This week at the University of Northampton there are a number of events and talks are being held to raise awareness about healthy relationships, consent and sexual harassment. As part of this I decided to include a new lecture and seminar workshop on rape as part of my second year History of Crime module (HIS2010 Crime, Policing & Punishment in England, 1700-1900).

We have been discussing the topic of gender and its impact on crime and the court for the last couple of weeks and so students from History, Criminology and Law have been trying to understand why it was that the courts of 18th and 19th century England treated women in ways that were often quite different than men.

The prevailing social mechanism of patriarchy effectively meant that  most women were excluded from the law. Once married women became the property of their husbands, often before that they were the property of their fathers, and in between they were severely disadvantaged as second-class citizens in a male dominated society.

Students were fairly shocked to see that wife beating was commonly justified by men who felt entitled (under the much trumpeted if not strictly legal ‘rule of thumb’) to discipline their spouses so long as they did not go ‘too far’.

By contrast female thieves that acted under male coercion were sometimes able to escape justice by arguing that they were only ‘obeying orders’. This didn’t always work however but those women that found themselves sentenced to death could always opt to ‘plead the belly’ if they were pregnant (or could persuade a midwife they were).

Patriarchy most obviously disadvantaged women and girls who were subjected to male sexual violence.

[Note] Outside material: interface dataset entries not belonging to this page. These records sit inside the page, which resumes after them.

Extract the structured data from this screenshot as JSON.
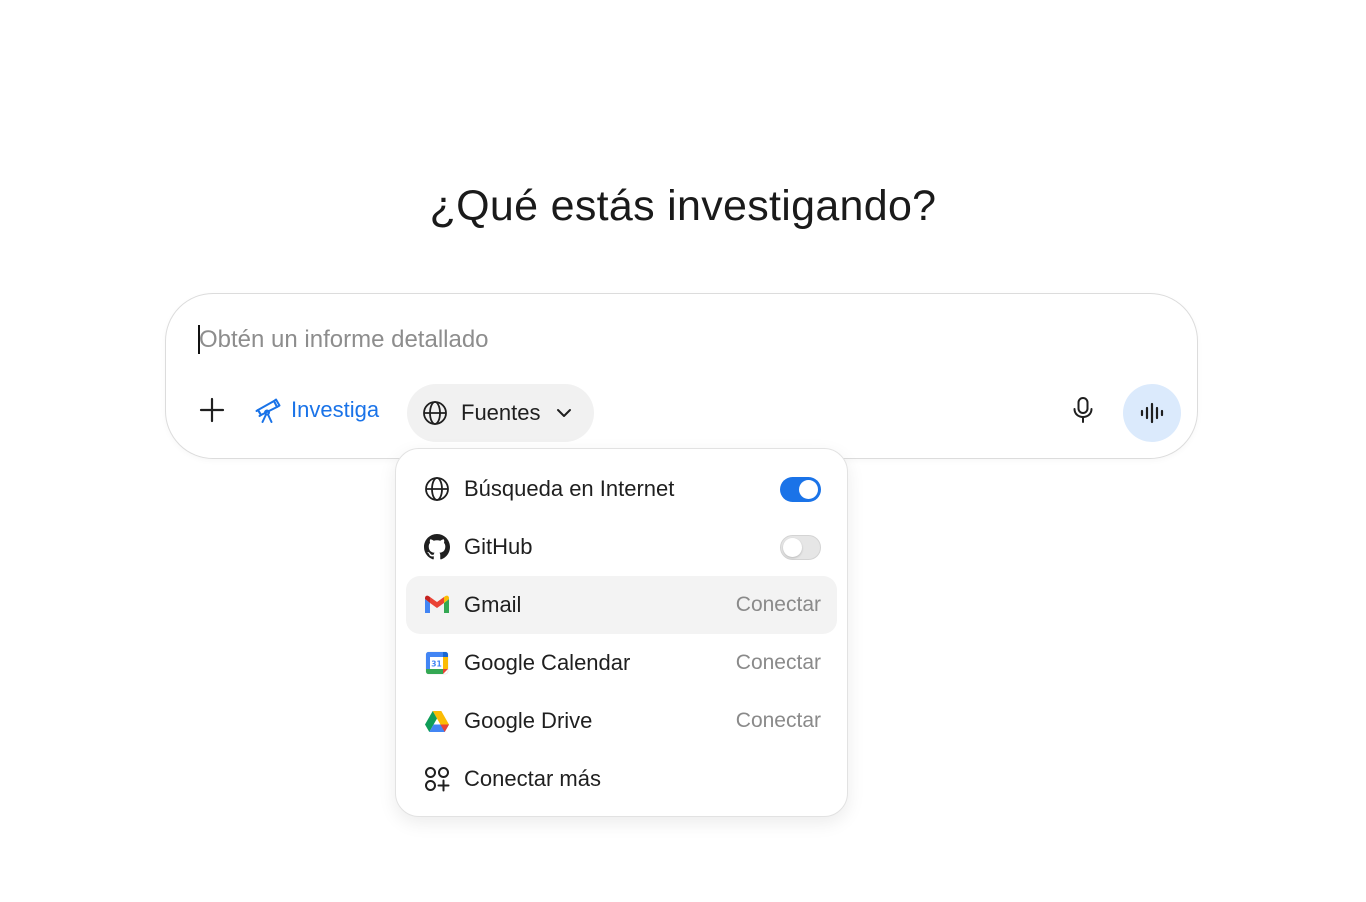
{
  "heading": "¿Qué estás investigando?",
  "composer": {
    "placeholder": "Obtén un informe detallado",
    "value": "",
    "mode_label": "Investiga",
    "sources_label": "Fuentes"
  },
  "icons": {
    "plus": "plus-icon",
    "mode": "telescope-icon",
    "sources": "globe-icon",
    "mic": "microphone-icon",
    "voice": "voice-waveform-icon"
  },
  "sources_menu": {
    "items": [
      {
        "label": "Búsqueda en Internet",
        "icon": "globe-icon",
        "control": "toggle",
        "enabled": true
      },
      {
        "label": "GitHub",
        "icon": "github-icon",
        "control": "toggle",
        "enabled": false
      },
      {
        "label": "Gmail",
        "icon": "gmail-icon",
        "action": "Conectar"
      },
      {
        "label": "Google Calendar",
        "icon": "google-calendar-icon",
        "action": "Conectar"
      },
      {
        "label": "Google Drive",
        "icon": "google-drive-icon",
        "action": "Conectar"
      },
      {
        "label": "Conectar más",
        "icon": "apps-plus-icon"
      }
    ]
  },
  "colors": {
    "accent": "#1a73e8",
    "voice_bg": "#dbeafc",
    "chip_bg": "#f1f1f1",
    "hover_bg": "#f3f3f3"
  }
}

Survivors (which is as Joanna Bourke says, a much better terms than ‘victims’) were hamstrung by a system which was run entirely by and for the male half of the population.

In court (and most rape charges never got as far as a court, being settled or dismissed beforehand)  survivors were forced to tell their stories in front an audience that was exclusively male. Since a successful prosecution required  graphic detail of the sexual encounter, with evidence of penetration and (until the 1820s) male ejaculation, the court was cleared of any women and children.

The survivor therefore had to face the sneers and leers of her wider male community as she tried to explain what had happened to her. Given that a respectable and chaste young woman was not supposed to know anything about sex until her wedding night most resorted to euphemism and stumbled through their testimony ineffectually.

Cross -examination (by a barrister or their abuser) was routine, brutal and uncompromising. After all, it was said, rape was easy to cry and hard to disprove. A man’s life was literally on the line until capital punishment was removed from the penalty for rape in 1841.

If a survivor had known her attacker, if she had been seen out with him, or if he had been a regular visitor to her home then a conviction was unlikely. If she had placed herself in a vulnerable situation (such as walking out at night or across the fields unaccompanied) conviction was unlikely. If she was a poor domestic servant and her rapist a respectable pillar of society, then conviction was unlikely.

Her reputation would be dragged through the court and exposed to male view, just as her body had been exposed and used by her attacker. Even when men were convicted, as Elizabeth Cureton’s rapist was in 1829, a male dominated society would often bind itself together to  rescue him from the awful punishment his crime had earned him.

Rape or attempted rape epitomises 18th and 19th century attitudes towards women. Society was supposed to protect women, but only so long  as women played the game. If a woman (like Elizabeth Cureton whose case my students will explore through the records that the pardoning process for her abuser generated)  had attempted to live an independent life, had taken lovers, and avoided a marriage of convenience then she was deemed ‘fair game’. Many rape survivors in the past had their right to give consent removed from them by men that believed that their own own rights superseded those of the entire female sex.

Drew Gray